They shape our thinking and shape our conversations.
Here are some really common conversations I have with new business acquaintances:
I ask what they do. They ask what I do. I say (of course!) that I work with intangible capital. Some people ask what I mean by that. Most immediately add their own mental interpretation of what I mean by “intangible capital:”
…If they work mostly with the law (and sometime technology), they say, “Oh, like intellectual property!”
…If they are accountants or financial types, they say skeptically, “Oh, like Goodwill…”
…If they are bankers, they might say, “Oh, like intangible assets? We don’t lend on them.”
…If they are in marketing, they say, “Oh, you mean brand and reputation!”
…Many business people say, “Oh intellectual capital, that’s tied closely to people…”
And so on. The point is that it can be hard to talk about intangible capital when people bring so many preconceptions to the conversation. That’s why we often use the Blind Men and the Elephant example. In this poem, each blind man feels a part of the elephant and makes an assumption about what the whole elephant looks like. That’s what happens with intangibles. Most people are trained to just look at one part and they miss the significant of the whole.
And the whole is really important. 80% of the value of the average business today is intangible and yet mainstream business continues to dismiss intangibles as soft and/or unknowable. I guess I really don’t care what word people use but I do hope that people will develop a holistic understanding of intangible capital.
...It’s not just IP. It’s not just people. It’s not just knowledge or data. It’s not just brands or relationships. It’s not just culture.
...It’s all these things working together in a dynamic, social system. Intangible capital requires holistic thinking and holistic management. And it works best when there is a shared understanding of collaborative advantage.
Good intangible capital management fuels growth, innovation and performance.
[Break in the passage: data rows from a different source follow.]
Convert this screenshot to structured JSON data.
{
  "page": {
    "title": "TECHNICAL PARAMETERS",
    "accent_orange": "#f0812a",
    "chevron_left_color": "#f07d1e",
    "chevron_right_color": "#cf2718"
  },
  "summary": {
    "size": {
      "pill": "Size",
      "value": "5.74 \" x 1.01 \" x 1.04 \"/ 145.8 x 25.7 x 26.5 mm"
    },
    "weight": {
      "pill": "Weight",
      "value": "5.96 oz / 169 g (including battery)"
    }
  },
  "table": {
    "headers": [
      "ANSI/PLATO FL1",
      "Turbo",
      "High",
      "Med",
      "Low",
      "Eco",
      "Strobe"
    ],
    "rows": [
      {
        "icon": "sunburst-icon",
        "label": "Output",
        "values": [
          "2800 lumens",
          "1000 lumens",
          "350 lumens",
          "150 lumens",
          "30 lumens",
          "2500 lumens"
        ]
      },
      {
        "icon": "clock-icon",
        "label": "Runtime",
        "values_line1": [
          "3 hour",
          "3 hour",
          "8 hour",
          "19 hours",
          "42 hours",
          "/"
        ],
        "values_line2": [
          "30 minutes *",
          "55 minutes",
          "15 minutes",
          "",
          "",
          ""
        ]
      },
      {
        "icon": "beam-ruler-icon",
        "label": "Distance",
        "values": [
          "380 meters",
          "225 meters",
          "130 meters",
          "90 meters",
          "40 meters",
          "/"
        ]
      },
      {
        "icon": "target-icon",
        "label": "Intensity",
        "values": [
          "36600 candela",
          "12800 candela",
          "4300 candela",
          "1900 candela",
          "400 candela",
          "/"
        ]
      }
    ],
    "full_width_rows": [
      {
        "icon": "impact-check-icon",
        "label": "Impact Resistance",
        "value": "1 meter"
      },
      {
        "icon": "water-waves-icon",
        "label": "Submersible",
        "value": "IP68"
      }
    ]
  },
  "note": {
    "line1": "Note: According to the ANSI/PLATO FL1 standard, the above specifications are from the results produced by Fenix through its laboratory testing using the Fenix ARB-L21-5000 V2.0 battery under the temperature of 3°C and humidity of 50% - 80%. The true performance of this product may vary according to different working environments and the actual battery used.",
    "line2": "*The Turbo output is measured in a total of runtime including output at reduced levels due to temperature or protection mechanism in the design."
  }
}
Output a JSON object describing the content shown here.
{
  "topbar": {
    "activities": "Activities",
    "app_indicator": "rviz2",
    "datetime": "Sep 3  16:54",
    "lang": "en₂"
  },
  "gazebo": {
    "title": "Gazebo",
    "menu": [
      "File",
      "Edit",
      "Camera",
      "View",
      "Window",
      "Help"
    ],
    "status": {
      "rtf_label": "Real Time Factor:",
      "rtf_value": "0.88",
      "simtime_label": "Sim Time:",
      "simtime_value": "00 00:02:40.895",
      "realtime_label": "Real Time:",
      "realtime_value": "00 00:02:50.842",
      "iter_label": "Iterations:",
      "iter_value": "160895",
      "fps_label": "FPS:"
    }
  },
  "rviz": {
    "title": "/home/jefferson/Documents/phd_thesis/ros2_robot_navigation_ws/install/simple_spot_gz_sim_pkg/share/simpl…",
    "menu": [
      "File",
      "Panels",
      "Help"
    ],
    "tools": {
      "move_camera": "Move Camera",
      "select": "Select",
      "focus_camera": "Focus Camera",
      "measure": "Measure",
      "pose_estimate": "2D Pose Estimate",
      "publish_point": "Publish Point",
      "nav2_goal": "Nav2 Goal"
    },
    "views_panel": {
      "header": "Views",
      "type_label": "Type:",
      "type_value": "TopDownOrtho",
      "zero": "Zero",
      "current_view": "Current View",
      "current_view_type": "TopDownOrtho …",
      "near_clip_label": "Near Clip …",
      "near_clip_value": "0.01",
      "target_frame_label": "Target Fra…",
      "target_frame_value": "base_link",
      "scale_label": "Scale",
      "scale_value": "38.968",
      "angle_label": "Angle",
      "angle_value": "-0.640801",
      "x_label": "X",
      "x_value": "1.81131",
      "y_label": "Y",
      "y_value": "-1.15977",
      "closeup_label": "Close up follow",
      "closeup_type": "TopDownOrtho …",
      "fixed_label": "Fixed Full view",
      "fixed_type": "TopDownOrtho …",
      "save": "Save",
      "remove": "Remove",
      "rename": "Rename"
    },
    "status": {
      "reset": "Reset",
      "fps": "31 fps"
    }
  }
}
Don’t be a blind man (or woman). Start looking at the big picture before the elephant stomps all over you.
This drawing was done by Collective Next in Boston.